After 45 minutes turn the heat of and very gently with a spoon, make an opening in the centre of the raft (as shown in the video) to reveal what should be now a crystal clear broth.
Final Broth filtering
Once the broth is clarified you still need to filter it once more, You can do that by using a clean large container with a sieve on top which has to be covered with a cheese cloth or a clean thin white kitchen towel. (if you don’t have that you can use coffee filter like I did in the video)
Once you sieve is ready add in 2 tablespoon of chopped coriander and a few black peppercorn and start passing your clear broth delicately through your sieves. Remember that to get the clear broth out of your pan you should make an opening in the raft and scoop out the clear broth with a soup ladle bits at the time. DO not try to pour out the whole pan over or you will cloud your broth again.
Once filtered your consommé is ready to be used.
Making the Royales
The Royales are garnishes are savoury custard flavoured with cream and beef consommé.
- In a bowl beat the full egg with the eggs yolks, add the 100 ml of cream and mix well. Straight after add 100 ml of beef consommé followed by a pinch of white pepper and a pinch of freshly grated nutmeg.
- Brush the inside of the moulds you have chosen to use with butter.
- Pour the custard in your moulds and fill the moulds only three quarter of the way up. (Ideally you want to use dariole moulds, but you can use mini charlottes mould or any other small mould you have that can go in the oven.)
- Next, cover the moulds that contains the custard with foil and place at the bottom of another larger recipients that will be used to create a Bain Marie (warm water bath)
- Boil some water using a kettle or using a saucepan on your stove.
- Place the recipient with your mould in a preheated oven at 140 c /180 F (on the middle shelf.)
- Pour water in the recipient until the water reach 3 quarter of the way up the top of the mould that contains the custard (it sounds a bit confusing with my own word so please watch the video for more details)
- Close your oven and leave the custard cook for 20 to 30 minutes (time may vary depending on the amount of custard you are cooking) usually the best thing to do is to keep an eye on your custards from time to time.
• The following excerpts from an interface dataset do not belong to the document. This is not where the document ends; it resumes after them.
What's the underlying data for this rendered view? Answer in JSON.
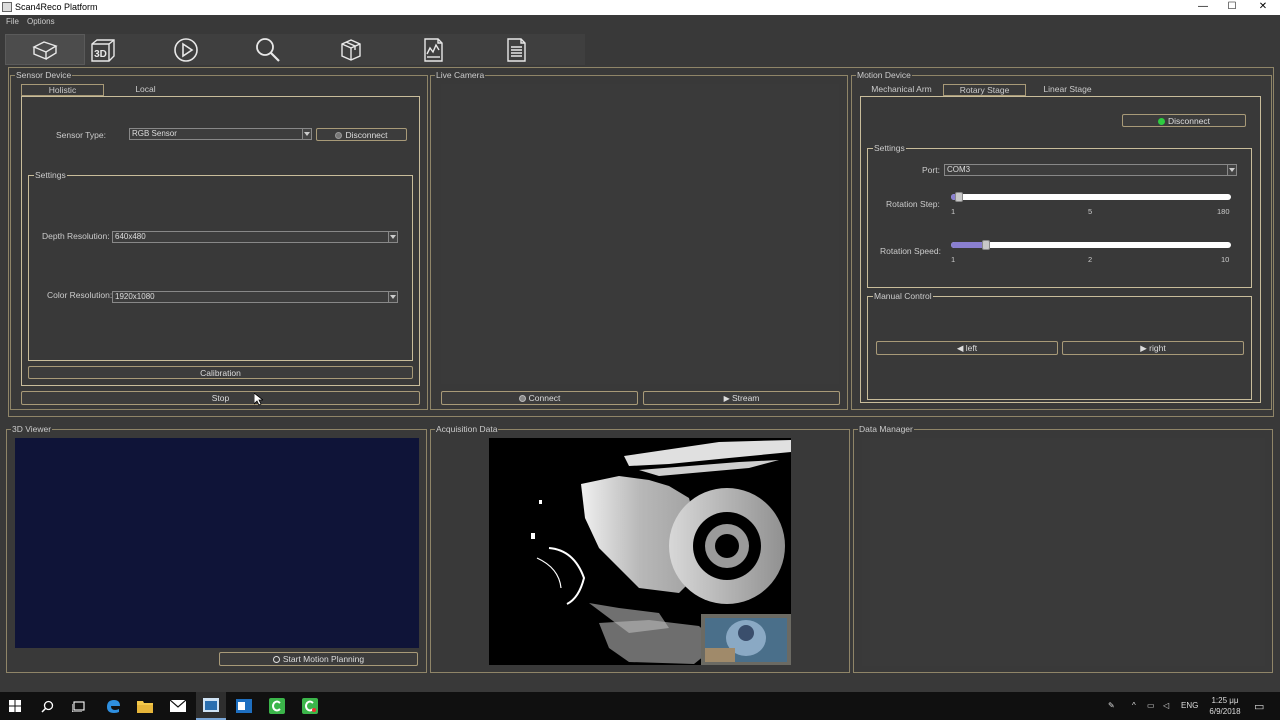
{
  "window": {
    "title": "Scan4Reco Platform",
    "controls": [
      "—",
      "☐",
      "✕"
    ]
  },
  "menu": {
    "items": [
      "File",
      "Options"
    ]
  },
  "toolbar": {
    "buttons": [
      {
        "icon": "cube-icon",
        "active": true
      },
      {
        "icon": "3d-icon",
        "label": "3D"
      },
      {
        "icon": "play-icon"
      },
      {
        "icon": "search-icon"
      },
      {
        "icon": "package-icon"
      },
      {
        "icon": "chart-document-icon"
      },
      {
        "icon": "report-document-icon"
      }
    ]
  },
  "sensor_device": {
    "title": "Sensor Device",
    "tabs": [
      "Holistic",
      "Local"
    ],
    "sensor_type_label": "Sensor Type:",
    "sensor_type_value": "RGB Sensor",
    "disconnect_label": "Disconnect",
    "settings_title": "Settings",
    "depth_resolution_label": "Depth Resolution:",
    "depth_resolution_value": "640x480",
    "color_resolution_label": "Color Resolution:",
    "color_resolution_value": "1920x1080",
    "calibration_label": "Calibration",
    "stop_label": "Stop"
  },
  "live_camera": {
    "title": "Live Camera",
    "connect_label": "Connect",
    "stream_label": "Stream"
  },
  "motion_device": {
    "title": "Motion Device",
    "tabs": [
      "Mechanical Arm",
      "Rotary Stage",
      "Linear Stage"
    ],
    "active_tab": 1,
    "disconnect_label": "Disconnect",
    "status_color": "#2ecc40",
    "settings_title": "Settings",
    "port_label": "Port:",
    "port_value": "COM3",
    "rotation_step_label": "Rotation Step:",
    "rotation_step": {
      "min": "1",
      "mid": "5",
      "max": "180",
      "value": 1
    },
    "rotation_speed_label": "Rotation Speed:",
    "rotation_speed": {
      "min": "1",
      "mid": "2",
      "max": "10",
      "value": 2
    },
    "manual_control_title": "Manual Control",
    "left_label": "left",
    "right_label": "right"
  },
  "viewer_3d": {
    "title": "3D Viewer",
    "start_motion_label": "Start Motion Planning",
    "background": "#0f1438"
  },
  "acquisition_data": {
    "title": "Acquisition Data"
  },
  "data_manager": {
    "title": "Data Manager"
  },
  "taskbar": {
    "apps": [
      "start-icon",
      "search-icon",
      "task-view-icon",
      "edge-icon",
      "file-explorer-icon",
      "mail-icon",
      "scan4reco-app-icon",
      "outlook-icon",
      "camtasia-icon",
      "camtasia-recorder-icon"
    ],
    "language": "ENG",
    "time": "1:25 μμ",
    "date": "6/9/2018"
  }
}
As soon as they are set take them out of the oven.
- Once set, leave the Royale to cool down totally before removing them from their moulds
- To un-dish the Royales turn the mould upside down and tap it once or twice on a chopping board covered with plastic wrap or baking paper to have the custard comes out. ( as shown on video) You may have the run small knife along the edges of the custard they are not coming out easily.
- Once out the mould you can cut and details the custard the way you like using cookie cutter of different size of just a knife.
Serving the consome:
Serving the consommé can be tricky because it must remain as clear as possible once it is serve. When served with solid element like vermicelli or pieces of boil of hard vegetables such as carrot, turnips or asparagus it is fine but when serving with the Royales that are pieces of custards. Things can get pretty messy very quick.
In terms of portions size, the consommé should always be served in small quantity as this is just a small appetizer or light soup that is aimed at “waking up the taste buds” and not to fill you up. The consommé has to be served hot and can be served in small plates or bowl.